“Chemical and microbiological testing should be conducted as part of the pumping test and this issue must be properly assessed prior to any decision with respect to a potential issuance of the long-term (permit).”
He noted the MOECC is requesting Nestle consider the possibility of increasing stress on the aquifer (i.e. increasing municipal pumping rates) during testing in order to attempt to simulate water taking under future growth scenarios.
“In our opinion, this is unlikely to be useful as a representation of future conditions; future operating conditions are likely to be substantially different, as additional wells will be in place to accommodate future growth in the municipality,” Blackport stated.
Future use simulations
He added a pumping test cannot accurately simulate future pumping at the municipal water system, and it will be difficult to predict the location of future impacts to private well owners.
Blackport recommended the following:
– Nestle should confirm the proposed monitoring program for the pump test will be sufficiently detailed to confirm validity of interpreted geological conditions in the vicinity of the Middlebrook well;
– Nestle should conduct chemical and microbiological testing in conjunction with the pumping test and use this information to assess the potential for water quality impacts on the municipal wells and aquifer, associated with any potential long-term water taking;
– prior to approval of the temporary permit for the pumping test, Nestle should be required to work with the township and MOECC to determine the feasibility of pumping the municipal wells under a specified set of operating conditions so the municipal supply wells can be operated in a manner that aid in the assessment of potential impacts under future operating conditions.
Blackport also suggested the township should be given the opportunity to assess the operational issues posed by the simulation of these conditions and confirm they are operationally feasible.

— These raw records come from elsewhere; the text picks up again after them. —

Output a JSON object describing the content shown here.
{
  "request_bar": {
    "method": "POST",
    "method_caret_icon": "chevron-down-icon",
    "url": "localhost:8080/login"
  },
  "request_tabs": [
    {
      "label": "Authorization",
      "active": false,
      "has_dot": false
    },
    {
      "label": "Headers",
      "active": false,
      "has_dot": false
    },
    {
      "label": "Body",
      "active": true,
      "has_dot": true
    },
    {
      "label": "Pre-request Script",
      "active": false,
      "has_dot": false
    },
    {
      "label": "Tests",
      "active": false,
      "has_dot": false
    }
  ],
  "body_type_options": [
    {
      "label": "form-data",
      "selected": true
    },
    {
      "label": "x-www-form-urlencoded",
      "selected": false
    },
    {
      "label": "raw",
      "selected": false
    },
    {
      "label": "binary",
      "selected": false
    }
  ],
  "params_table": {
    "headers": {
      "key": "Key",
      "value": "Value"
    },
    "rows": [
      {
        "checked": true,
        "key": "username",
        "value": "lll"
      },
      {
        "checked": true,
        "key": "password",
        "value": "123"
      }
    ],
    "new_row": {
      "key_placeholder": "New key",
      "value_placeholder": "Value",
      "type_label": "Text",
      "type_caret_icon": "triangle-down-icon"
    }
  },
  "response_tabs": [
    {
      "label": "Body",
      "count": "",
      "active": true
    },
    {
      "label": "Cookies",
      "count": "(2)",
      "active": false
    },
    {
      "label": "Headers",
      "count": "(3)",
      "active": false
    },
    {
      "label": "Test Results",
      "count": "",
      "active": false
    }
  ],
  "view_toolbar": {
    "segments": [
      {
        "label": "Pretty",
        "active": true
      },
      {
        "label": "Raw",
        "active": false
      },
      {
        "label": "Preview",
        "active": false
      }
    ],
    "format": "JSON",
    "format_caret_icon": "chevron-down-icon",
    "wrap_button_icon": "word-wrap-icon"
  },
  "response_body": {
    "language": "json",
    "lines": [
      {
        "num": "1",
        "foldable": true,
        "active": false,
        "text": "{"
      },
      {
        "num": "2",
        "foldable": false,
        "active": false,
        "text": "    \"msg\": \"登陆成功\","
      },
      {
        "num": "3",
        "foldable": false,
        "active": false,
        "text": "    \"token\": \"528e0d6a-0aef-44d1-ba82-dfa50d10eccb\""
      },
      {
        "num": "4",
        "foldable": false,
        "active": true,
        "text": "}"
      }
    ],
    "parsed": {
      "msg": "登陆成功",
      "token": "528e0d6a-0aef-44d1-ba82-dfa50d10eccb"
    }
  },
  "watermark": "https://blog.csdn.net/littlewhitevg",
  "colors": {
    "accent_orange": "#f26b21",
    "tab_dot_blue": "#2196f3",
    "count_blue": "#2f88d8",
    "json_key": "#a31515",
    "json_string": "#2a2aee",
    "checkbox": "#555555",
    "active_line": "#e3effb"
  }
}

The full text of the township’s comments can be found at www.centrewellington.ca.